For the "Megatrends" special area in Hall 16 at Interschutz 2020, we had a bold idea in February 2019: How can we simulate and make the undetected exponential spread of a virus at enormous speed in a small area accessible to our visitors?
With anonymous motion data on the surface, parameterizable pathogens, a selected patient 0 and a final visualization. After a few rough PoCs (Proof of Concepts) we got a sense of feasibility and set the scope. And began to develop. We had no idea that our experiment would become real very soon.
In order to record the movement data on the special area anonymously, we first divided our area into quadrants.
Figure 1: Floor plan with grid approximation
A Raspberry Pi is hidden in (almost) each quadrant, and each of these microcomputers performs a BLE scan at regular intervals. The BLE Ids and signal strength seized with it are pre-sorted, anonymized and aggregated locally: on the one hand, we receive a baseline for signal quality across the surface from our own stationary devices, and on the other hand, visitors who leave our test area or only briefly strip can be sorted out again..
Figure 2: Capturing the movement data
At regular intervals, the data is further aggregated and smoothed and transmitted to our message bus in the backend. The amount of data transferred is significantly reduced before transmission, so that a commercially available PC on the display area can be used for further processing and display. At the beginning, two main points spoke against a cloud deployment: the generally poor Internet connection at trade fairs and the sheer number of messages sent. In the meantime, we were able to optimize at least the last point away, the message volume was massively reduced and comes especially with a cast number of collected data points. Only the quality of the uplink speaks against a theoretical use of the cloud, but we continue to focus on the "on-premise" use.
Our backend consists of a message bus, a ASP.NET core component (Blazor) and a database for perusing the spread and storing the time series. As soon as a simulation is running, the time-dependent data points are spatially located on the surface. Unfortunately, the signal strength of the data points is strongly dependent on the current operation on the surface, so that calibration is necessary. This is where our own Raspberry Pies come to the rescue, as we know their distance and Tx Strength and can use it to calculate an approximate signal strength baseline. The location then takes place in the meter range and is therefore more than sufficient for our purposes. It is worth noting that for the further protection of the privacy of visitors, we do not work with real-time data, but for our simulation only time series that are older than 10 minutes are used.

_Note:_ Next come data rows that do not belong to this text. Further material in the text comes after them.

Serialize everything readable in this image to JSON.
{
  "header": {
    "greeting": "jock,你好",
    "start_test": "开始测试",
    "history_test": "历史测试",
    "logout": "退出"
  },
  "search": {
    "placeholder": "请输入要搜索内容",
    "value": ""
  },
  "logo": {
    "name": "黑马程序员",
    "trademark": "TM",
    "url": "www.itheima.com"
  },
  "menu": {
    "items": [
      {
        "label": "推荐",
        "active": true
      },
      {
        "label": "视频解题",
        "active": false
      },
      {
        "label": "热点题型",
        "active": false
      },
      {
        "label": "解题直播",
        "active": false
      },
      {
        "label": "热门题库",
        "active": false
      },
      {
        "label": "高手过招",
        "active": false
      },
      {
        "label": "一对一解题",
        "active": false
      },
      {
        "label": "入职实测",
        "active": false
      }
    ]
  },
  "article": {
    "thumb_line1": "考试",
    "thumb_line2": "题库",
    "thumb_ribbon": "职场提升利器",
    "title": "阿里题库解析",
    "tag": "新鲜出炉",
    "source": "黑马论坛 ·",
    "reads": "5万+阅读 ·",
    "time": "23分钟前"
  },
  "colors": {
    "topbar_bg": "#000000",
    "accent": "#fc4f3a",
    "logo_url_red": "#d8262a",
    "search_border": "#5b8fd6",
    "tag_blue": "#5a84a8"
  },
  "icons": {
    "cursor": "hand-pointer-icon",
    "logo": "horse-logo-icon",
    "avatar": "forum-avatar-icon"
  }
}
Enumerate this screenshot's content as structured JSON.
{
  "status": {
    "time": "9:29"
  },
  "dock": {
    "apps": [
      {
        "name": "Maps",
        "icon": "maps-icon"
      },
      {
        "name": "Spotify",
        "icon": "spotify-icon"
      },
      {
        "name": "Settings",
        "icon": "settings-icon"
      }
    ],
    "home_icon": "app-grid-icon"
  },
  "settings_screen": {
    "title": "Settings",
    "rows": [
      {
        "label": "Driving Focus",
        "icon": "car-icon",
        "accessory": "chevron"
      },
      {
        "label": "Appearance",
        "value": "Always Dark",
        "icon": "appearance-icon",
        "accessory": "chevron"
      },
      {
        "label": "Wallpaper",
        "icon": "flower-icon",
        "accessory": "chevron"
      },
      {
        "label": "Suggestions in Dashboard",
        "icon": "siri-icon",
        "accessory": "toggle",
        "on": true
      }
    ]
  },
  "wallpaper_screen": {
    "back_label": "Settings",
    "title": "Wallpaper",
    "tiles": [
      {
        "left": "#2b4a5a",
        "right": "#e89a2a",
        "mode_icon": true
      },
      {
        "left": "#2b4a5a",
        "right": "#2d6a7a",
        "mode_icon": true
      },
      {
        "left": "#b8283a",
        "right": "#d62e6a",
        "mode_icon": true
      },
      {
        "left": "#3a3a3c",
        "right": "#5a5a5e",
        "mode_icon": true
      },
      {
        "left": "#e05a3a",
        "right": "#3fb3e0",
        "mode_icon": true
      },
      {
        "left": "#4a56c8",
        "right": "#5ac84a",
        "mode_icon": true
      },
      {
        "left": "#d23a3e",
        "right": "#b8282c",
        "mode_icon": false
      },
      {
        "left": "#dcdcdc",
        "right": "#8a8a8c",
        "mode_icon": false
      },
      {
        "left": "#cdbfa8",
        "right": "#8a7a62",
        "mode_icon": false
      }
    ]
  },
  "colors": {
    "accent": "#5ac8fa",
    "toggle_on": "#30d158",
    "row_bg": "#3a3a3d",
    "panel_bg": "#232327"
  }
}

Figure 3: Components of the architecture
At the start of the simulation, a participant becomes Patient Zero. We have planned to provide the participants with a specially registered BLE beacons - since it is no longer possible to assign a specific BLE Id on the special area to a participant by anonymization.
Figure 4: Start of the simulation with Patient Zero
In addition, certain parameters of the pandemic pathogen are adjusted: transmission distance, incubation time, transmission time and time to recovery - whereby in our case we generously assume that a recovery also corresponds to immunization.
Figure 5: Configure the virus
Figure 6: Patient Zero runs off and starts the infection
The participant now moves freely through the exhibition space, takes part in other experiments, conducts discussions with other visitors or exhibitors and then returns. Recording stops - and our pandemic explorer starts working. The current time series of patient Zero as well as historical time series of visitors are mixed and used as a basis for the simulation of the spread. Together with the participant (Patient Zero) we discuss visualization of the spread before the entire simulation is reset. However, the original idea of gamification of the spread was subsequently dropped - in view of the tragedy of the COVID-19 pandemic.
Figure 7: The infection spreads
Figure 8: The infection is spread through the Super Spreaders
Figure 9: Spatial isolation has protected few participants from infection
We will make this experiment available to visitors as an demo via FUTURA in the coming weeks and hopefully also on Interschutz 2021 in Live.